### ACTIVITY
What lines in the records below mention "icon"? List them all.

++++ INFORMATION ++++

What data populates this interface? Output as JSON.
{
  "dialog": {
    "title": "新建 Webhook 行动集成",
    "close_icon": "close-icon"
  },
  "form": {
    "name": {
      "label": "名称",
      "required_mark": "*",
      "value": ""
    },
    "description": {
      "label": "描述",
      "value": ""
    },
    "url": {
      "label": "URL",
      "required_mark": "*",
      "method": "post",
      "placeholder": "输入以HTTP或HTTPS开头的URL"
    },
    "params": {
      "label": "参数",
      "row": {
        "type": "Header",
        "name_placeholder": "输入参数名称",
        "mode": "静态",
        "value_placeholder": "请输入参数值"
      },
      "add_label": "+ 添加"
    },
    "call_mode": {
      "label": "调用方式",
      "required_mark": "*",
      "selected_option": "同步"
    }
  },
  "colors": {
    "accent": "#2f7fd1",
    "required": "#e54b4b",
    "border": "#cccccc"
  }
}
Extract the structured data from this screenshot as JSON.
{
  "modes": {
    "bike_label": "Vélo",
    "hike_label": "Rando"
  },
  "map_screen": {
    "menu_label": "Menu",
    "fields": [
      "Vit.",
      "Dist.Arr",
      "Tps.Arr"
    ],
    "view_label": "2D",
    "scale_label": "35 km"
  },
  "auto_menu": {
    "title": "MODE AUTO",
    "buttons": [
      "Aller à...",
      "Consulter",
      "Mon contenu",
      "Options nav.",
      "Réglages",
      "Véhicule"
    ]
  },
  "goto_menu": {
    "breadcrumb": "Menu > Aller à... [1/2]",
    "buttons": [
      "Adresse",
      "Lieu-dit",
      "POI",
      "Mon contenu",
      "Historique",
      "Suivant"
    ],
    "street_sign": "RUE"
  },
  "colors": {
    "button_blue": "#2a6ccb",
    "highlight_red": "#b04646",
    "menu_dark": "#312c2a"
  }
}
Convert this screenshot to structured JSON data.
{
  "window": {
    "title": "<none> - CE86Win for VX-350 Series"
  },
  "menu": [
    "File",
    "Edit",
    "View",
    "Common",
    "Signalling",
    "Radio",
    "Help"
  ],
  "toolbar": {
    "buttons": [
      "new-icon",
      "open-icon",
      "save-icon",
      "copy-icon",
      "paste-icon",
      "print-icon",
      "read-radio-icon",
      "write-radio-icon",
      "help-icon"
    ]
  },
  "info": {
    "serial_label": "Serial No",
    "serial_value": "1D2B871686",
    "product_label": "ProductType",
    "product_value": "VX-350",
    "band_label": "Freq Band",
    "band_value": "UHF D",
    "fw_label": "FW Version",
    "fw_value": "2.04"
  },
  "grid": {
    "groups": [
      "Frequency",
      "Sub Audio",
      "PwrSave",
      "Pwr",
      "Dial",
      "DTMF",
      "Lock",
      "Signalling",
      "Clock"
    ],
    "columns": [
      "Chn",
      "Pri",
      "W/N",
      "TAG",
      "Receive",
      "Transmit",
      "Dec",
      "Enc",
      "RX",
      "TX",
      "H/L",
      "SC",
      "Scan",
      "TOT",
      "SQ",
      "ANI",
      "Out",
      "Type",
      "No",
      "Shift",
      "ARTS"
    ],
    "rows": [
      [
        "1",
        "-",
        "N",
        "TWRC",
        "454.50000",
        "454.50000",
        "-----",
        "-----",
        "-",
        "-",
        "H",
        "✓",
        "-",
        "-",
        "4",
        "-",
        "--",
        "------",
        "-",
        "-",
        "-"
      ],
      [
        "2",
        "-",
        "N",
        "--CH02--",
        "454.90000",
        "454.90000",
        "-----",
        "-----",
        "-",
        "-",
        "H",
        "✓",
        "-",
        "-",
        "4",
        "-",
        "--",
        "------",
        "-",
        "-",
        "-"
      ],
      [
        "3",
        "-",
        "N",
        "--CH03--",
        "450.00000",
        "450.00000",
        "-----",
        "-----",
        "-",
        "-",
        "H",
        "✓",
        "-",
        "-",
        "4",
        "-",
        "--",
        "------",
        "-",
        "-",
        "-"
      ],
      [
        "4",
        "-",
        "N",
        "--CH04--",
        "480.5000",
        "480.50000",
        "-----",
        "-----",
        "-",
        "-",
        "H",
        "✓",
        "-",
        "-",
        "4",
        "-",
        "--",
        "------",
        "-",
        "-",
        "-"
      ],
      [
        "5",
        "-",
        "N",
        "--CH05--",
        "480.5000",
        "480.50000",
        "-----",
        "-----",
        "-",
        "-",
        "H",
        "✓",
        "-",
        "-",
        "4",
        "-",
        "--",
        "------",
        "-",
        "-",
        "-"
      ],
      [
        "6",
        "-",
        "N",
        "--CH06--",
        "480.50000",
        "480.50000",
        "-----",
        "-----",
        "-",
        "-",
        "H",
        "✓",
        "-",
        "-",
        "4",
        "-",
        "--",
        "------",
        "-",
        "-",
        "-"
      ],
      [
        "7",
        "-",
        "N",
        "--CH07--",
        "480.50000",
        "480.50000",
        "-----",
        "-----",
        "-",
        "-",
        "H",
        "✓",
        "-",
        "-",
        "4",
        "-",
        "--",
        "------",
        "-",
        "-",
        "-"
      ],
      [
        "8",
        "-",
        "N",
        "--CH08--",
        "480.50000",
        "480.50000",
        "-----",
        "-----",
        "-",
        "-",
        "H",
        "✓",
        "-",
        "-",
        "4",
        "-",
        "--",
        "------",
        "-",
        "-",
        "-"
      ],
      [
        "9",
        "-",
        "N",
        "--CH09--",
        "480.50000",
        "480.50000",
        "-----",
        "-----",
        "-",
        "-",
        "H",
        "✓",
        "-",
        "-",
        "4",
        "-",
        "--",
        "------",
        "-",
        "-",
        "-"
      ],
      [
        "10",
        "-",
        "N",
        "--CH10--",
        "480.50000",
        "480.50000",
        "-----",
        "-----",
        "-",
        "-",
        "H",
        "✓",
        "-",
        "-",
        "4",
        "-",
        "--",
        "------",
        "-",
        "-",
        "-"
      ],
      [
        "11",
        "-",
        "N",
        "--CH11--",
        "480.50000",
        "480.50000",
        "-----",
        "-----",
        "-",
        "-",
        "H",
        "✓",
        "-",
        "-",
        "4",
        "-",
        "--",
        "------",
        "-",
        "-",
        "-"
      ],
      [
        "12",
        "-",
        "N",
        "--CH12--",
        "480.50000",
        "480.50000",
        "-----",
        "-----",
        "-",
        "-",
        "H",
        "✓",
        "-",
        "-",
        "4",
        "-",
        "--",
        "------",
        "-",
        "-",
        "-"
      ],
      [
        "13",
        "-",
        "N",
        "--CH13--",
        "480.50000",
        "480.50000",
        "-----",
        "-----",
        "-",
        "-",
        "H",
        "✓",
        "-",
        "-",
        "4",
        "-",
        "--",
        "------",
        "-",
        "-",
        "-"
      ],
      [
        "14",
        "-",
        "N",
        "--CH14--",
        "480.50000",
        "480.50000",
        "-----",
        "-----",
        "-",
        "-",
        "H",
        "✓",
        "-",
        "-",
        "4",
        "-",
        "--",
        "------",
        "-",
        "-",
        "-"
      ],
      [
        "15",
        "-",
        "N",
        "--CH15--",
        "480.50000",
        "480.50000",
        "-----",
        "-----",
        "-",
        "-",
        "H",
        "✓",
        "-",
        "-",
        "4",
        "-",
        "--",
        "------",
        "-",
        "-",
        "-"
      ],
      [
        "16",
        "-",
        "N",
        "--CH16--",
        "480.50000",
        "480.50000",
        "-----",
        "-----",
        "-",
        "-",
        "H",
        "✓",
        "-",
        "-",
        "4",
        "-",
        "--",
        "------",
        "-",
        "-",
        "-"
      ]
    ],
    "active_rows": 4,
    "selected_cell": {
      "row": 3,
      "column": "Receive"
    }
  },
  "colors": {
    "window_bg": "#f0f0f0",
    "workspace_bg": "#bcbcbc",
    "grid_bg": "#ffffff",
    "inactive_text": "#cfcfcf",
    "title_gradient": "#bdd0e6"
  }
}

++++

### OUTPUT OF THE TASK
    "close_icon": "close-icon"
      "new-icon",
      "open-icon",
      "save-icon",
      "copy-icon",
      "paste-icon",
      "print-icon",
      "read-radio-icon",
      "write-radio-icon",
      "help-icon"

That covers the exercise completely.